For the 4th of November the picture in the book depicts a fish-eye view of a colourful auroral corona near Quebec, Canada. The reds and green are absolutely vivid and create an abstract painting in the night sky.
The Auroras, or also called the Northern Lights are spectacular light shows that can be observed in the nights sky near to polar regions. They are most frequent around the equinoxes; that means from March to April and September to October. In northern latitudes, the effect is known as the aurora borealis, named after the Roman goddess of dawn, Aurora, and the Greek name for north wind, Boreas, by Pierre Gassendi in 1621. The auroras, both surrounding the north magnetic pole (aurora borealis) and south magnetic pole (aurora australis) occur when highly charged electrons from the solar wind interact with elements in the earth's atmosphere.
As the electrons enter the earth's upper atmosphere, they will encounter atoms of oxygen and nitrogen at altitudes from 20 to 200 miles above the earth's surface. The color of the aurora depends on which atom is struck, and the altitude of the meeting.
* Green - oxygen, up to 150 miles in altitude
* Red - oxygen, above 150 miles in altitude
* Blue - nitrogen, up to 60 miles in altitude
* Purple/violet - nitrogen, above 60 miles in altitude

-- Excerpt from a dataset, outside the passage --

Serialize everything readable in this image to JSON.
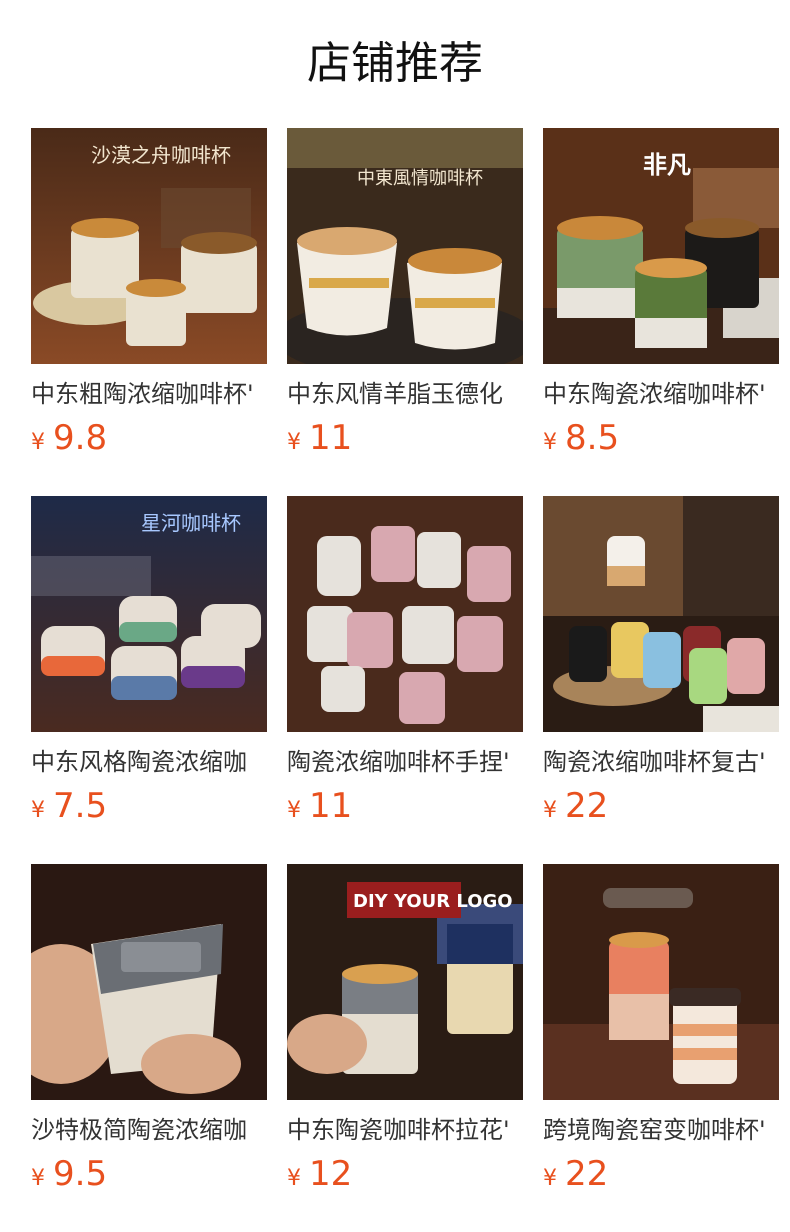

Although I live in the north, I have yet to experience the magic of Northern Lights. The only Aurora I was familiar with as a child was oddly enough a ship. Or rather a Russian cruiser that became a symbol for the Russian Revolution, as it was taught to us in school in the former communist bloc. On the 7th of November 1917 (25th October 1917 in Julian calendar), the refusal of an order for the Aurora to take to sea sparked the October Revolution. At 9.45 p.m. on that date, a blank shot from her forecastle gun signaled the start of the assault on the Winter Palace, which was to be the last episode of the revolution.